**DIRECTIONS**.
Each record below should be written out again exactly.

**RECORDS**.
BEGIN
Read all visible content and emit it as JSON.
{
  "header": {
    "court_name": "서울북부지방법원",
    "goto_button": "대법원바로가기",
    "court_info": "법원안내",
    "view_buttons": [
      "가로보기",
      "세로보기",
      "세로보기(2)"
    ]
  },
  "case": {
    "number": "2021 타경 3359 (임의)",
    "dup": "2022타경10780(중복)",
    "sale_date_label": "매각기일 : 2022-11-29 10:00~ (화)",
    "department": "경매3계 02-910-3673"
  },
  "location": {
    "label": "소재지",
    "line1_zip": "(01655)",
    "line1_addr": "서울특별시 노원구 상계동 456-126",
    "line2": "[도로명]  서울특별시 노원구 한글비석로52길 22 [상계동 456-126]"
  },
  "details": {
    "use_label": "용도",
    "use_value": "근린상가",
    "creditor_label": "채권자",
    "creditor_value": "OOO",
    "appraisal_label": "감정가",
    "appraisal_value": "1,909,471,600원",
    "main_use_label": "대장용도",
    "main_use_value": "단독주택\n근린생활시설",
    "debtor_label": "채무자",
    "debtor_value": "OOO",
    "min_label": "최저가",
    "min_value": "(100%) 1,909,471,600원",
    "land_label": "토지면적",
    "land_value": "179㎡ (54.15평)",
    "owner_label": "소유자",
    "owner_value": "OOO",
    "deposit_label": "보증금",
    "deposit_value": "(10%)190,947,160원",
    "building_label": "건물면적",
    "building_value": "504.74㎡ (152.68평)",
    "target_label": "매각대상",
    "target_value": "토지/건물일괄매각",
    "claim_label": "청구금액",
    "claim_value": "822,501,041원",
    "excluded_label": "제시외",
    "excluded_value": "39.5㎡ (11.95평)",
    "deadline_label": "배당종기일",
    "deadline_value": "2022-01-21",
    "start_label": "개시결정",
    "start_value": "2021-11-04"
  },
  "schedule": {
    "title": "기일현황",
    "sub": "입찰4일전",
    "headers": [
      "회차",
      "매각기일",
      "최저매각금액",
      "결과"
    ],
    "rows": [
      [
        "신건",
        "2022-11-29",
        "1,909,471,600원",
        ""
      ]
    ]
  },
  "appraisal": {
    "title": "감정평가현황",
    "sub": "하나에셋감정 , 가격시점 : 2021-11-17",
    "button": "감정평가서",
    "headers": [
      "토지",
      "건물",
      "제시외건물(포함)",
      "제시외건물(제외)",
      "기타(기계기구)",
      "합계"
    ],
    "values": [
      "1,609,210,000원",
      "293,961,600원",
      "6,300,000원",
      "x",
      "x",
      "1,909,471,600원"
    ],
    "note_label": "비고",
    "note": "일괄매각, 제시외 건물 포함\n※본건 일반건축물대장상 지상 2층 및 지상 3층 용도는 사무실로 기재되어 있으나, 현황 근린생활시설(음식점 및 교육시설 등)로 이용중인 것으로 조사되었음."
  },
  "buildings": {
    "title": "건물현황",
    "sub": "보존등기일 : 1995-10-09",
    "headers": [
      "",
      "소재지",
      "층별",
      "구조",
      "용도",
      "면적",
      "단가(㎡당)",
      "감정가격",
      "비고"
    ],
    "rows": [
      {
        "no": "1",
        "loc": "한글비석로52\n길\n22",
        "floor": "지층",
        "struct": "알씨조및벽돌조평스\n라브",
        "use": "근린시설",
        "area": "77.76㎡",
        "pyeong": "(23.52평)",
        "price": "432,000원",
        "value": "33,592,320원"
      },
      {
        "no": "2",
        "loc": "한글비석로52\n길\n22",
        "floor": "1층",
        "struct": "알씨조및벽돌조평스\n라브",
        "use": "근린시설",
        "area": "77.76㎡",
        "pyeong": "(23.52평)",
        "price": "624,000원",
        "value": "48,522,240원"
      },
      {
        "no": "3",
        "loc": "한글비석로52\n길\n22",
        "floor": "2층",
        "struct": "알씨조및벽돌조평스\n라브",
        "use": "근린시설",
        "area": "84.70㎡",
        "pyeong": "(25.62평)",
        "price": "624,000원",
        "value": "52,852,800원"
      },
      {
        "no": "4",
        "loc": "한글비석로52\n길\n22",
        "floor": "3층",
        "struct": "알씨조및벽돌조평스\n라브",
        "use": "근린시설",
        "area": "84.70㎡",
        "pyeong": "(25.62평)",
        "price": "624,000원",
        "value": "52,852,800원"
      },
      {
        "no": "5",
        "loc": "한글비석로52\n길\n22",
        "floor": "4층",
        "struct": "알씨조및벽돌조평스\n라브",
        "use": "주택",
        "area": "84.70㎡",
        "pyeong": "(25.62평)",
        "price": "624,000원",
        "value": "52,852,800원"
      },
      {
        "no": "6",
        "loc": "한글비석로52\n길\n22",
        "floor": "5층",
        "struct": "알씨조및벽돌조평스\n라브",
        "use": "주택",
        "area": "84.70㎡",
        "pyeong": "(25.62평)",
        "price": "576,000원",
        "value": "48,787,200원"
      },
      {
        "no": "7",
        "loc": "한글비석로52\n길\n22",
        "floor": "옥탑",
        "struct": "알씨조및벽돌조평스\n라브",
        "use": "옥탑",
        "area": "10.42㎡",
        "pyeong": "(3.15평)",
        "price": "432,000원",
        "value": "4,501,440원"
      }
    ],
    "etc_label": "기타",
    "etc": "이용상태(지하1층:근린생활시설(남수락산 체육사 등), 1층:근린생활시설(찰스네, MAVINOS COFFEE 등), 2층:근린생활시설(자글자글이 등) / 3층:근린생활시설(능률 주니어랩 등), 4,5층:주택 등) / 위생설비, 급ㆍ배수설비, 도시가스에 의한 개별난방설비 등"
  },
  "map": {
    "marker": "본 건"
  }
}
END
**SOLUTION BELOW**.
Read all visible content and emit it as JSON.
{
  "header": {
    "court_name": "서울북부지방법원",
    "goto_button": "대법원바로가기",
    "court_info": "법원안내",
    "view_buttons": [
      "가로보기",
      "세로보기",
      "세로보기(2)"
    ]
  },
  "case": {
    "number": "2021 타경 3359 (임의)",
    "dup": "2022타경10780(중복)",
    "sale_date_label": "매각기일 : 2022-11-29 10:00~ (화)",
    "department": "경매3계 02-910-3673"
  },
  "location": {
    "label": "소재지",
    "line1_zip": "(01655)",
    "line1_addr": "서울특별시 노원구 상계동 456-126",
    "line2": "[도로명]  서울특별시 노원구 한글비석로52길 22 [상계동 456-126]"
  },
  "details": {
    "use_label": "용도",
    "use_value": "근린상가",
    "creditor_label": "채권자",
    "creditor_value": "OOO",
    "appraisal_label": "감정가",
    "appraisal_value": "1,909,471,600원",
    "main_use_label": "대장용도",
    "main_use_value": "단독주택\n근린생활시설",
    "debtor_label": "채무자",
    "debtor_value": "OOO",
    "min_label": "최저가",
    "min_value": "(100%) 1,909,471,600원",
    "land_label": "토지면적",
    "land_value": "179㎡ (54.15평)",
    "owner_label": "소유자",
    "owner_value": "OOO",
    "deposit_label": "보증금",
    "deposit_value": "(10%)190,947,160원",
    "building_label": "건물면적",
    "building_value": "504.74㎡ (152.68평)",
    "target_label": "매각대상",
    "target_value": "토지/건물일괄매각",
    "claim_label": "청구금액",
    "claim_value": "822,501,041원",
    "excluded_label": "제시외",
    "excluded_value": "39.5㎡ (11.95평)",
    "deadline_label": "배당종기일",
    "deadline_value": "2022-01-21",
    "start_label": "개시결정",
    "start_value": "2021-11-04"
  },
  "schedule": {
    "title": "기일현황",
    "sub": "입찰4일전",
    "headers": [
      "회차",
      "매각기일",
      "최저매각금액",
      "결과"
    ],
    "rows": [
      [
        "신건",
        "2022-11-29",
        "1,909,471,600원",
        ""
      ]
    ]
  },
  "appraisal": {
    "title": "감정평가현황",
    "sub": "하나에셋감정 , 가격시점 : 2021-11-17",
    "button": "감정평가서",
    "headers": [
      "토지",
      "건물",
      "제시외건물(포함)",
      "제시외건물(제외)",
      "기타(기계기구)",
      "합계"
    ],
    "values": [
      "1,609,210,000원",
      "293,961,600원",
      "6,300,000원",
      "x",
      "x",
      "1,909,471,600원"
    ],
    "note_label": "비고",
    "note": "일괄매각, 제시외 건물 포함\n※본건 일반건축물대장상 지상 2층 및 지상 3층 용도는 사무실로 기재되어 있으나, 현황 근린생활시설(음식점 및 교육시설 등)로 이용중인 것으로 조사되었음."
  },
  "buildings": {
    "title": "건물현황",
    "sub": "보존등기일 : 1995-10-09",
    "headers": [
      "",
      "소재지",
      "층별",
      "구조",
      "용도",
      "면적",
      "단가(㎡당)",
      "감정가격",
      "비고"
    ],
    "rows": [
      {
        "no": "1",
        "loc": "한글비석로52\n길\n22",
        "floor": "지층",
        "struct": "알씨조및벽돌조평스\n라브",
        "use": "근린시설",
        "area": "77.76㎡",
        "pyeong": "(23.52평)",
        "price": "432,000원",
        "value": "33,592,320원"
      },
      {
        "no": "2",
        "loc": "한글비석로52\n길\n22",
        "floor": "1층",
        "struct": "알씨조및벽돌조평스\n라브",
        "use": "근린시설",
        "area": "77.76㎡",
        "pyeong": "(23.52평)",
        "price": "624,000원",
        "value": "48,522,240원"
      },
      {
        "no": "3",
        "loc": "한글비석로52\n길\n22",
        "floor": "2층",
        "struct": "알씨조및벽돌조평스\n라브",
        "use": "근린시설",
        "area": "84.70㎡",
        "pyeong": "(25.62평)",
        "price": "624,000원",
        "value": "52,852,800원"
      },
      {
        "no": "4",
        "loc": "한글비석로52\n길\n22",
        "floor": "3층",
        "struct": "알씨조및벽돌조평스\n라브",
        "use": "근린시설",
        "area": "84.70㎡",
        "pyeong": "(25.62평)",
        "price": "624,000원",
        "value": "52,852,800원"
      },
      {
        "no": "5",
        "loc": "한글비석로52\n길\n22",
        "floor": "4층",
        "struct": "알씨조및벽돌조평스\n라브",
        "use": "주택",
        "area": "84.70㎡",
        "pyeong": "(25.62평)",
        "price": "624,000원",
        "value": "52,852,800원"
      },
      {
        "no": "6",
        "loc": "한글비석로52\n길\n22",
        "floor": "5층",
        "struct": "알씨조및벽돌조평스\n라브",
        "use": "주택",
        "area": "84.70㎡",
        "pyeong": "(25.62평)",
        "price": "576,000원",
        "value": "48,787,200원"
      },
      {
        "no": "7",
        "loc": "한글비석로52\n길\n22",
        "floor": "옥탑",
        "struct": "알씨조및벽돌조평스\n라브",
        "use": "옥탑",
        "area": "10.42㎡",
        "pyeong": "(3.15평)",
        "price": "432,000원",
        "value": "4,501,440원"
      }
    ],
    "etc_label": "기타",
    "etc": "이용상태(지하1층:근린생활시설(남수락산 체육사 등), 1층:근린생활시설(찰스네, MAVINOS COFFEE 등), 2층:근린생활시설(자글자글이 등) / 3층:근린생활시설(능률 주니어랩 등), 4,5층:주택 등) / 위생설비, 급ㆍ배수설비, 도시가스에 의한 개별난방설비 등"
  },
  "map": {
    "marker": "본 건"
  }
}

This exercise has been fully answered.